━━━━━ Records for processing ━━━━━

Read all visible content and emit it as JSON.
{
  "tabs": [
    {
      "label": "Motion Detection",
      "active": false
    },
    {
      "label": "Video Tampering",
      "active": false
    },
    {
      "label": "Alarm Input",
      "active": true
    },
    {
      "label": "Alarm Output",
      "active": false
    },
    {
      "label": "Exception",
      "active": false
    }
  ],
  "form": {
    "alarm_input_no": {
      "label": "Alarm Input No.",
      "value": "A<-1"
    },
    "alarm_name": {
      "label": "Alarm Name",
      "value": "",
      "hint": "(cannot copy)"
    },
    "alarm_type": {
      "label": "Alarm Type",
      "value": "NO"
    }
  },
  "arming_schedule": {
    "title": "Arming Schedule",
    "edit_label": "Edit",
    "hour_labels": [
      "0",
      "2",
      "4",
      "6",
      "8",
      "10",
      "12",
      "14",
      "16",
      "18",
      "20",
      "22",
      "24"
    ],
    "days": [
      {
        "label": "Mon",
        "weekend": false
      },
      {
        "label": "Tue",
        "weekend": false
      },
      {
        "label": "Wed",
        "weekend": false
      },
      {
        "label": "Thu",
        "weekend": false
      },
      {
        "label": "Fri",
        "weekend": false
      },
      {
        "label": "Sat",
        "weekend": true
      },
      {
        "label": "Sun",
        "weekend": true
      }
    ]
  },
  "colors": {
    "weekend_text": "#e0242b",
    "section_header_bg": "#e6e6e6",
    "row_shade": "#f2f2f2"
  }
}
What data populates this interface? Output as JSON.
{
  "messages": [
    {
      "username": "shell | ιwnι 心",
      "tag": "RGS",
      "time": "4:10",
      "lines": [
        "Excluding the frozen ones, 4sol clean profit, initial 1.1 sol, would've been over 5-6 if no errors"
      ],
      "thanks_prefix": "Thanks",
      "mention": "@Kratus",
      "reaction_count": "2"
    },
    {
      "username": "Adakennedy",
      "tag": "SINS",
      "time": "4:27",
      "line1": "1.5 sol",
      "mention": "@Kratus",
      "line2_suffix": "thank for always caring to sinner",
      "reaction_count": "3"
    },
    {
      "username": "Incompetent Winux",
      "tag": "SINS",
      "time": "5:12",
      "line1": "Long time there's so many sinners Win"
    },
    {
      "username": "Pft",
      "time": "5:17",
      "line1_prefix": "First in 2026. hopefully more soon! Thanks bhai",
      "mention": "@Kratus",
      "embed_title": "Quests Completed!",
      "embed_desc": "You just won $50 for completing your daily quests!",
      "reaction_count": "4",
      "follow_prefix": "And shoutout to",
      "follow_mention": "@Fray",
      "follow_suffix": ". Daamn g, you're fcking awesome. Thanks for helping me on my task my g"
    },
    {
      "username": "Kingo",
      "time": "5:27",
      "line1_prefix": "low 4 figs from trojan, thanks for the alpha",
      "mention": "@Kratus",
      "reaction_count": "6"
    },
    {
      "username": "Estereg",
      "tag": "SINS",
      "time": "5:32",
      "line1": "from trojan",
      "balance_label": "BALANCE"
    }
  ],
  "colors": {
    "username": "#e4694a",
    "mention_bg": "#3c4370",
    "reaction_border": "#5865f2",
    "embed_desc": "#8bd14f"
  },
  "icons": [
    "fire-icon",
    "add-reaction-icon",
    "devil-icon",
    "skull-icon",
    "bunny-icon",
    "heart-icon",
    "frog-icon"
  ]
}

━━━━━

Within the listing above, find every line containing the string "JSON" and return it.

Read all visible content and emit it as JSON.
What data populates this interface? Output as JSON.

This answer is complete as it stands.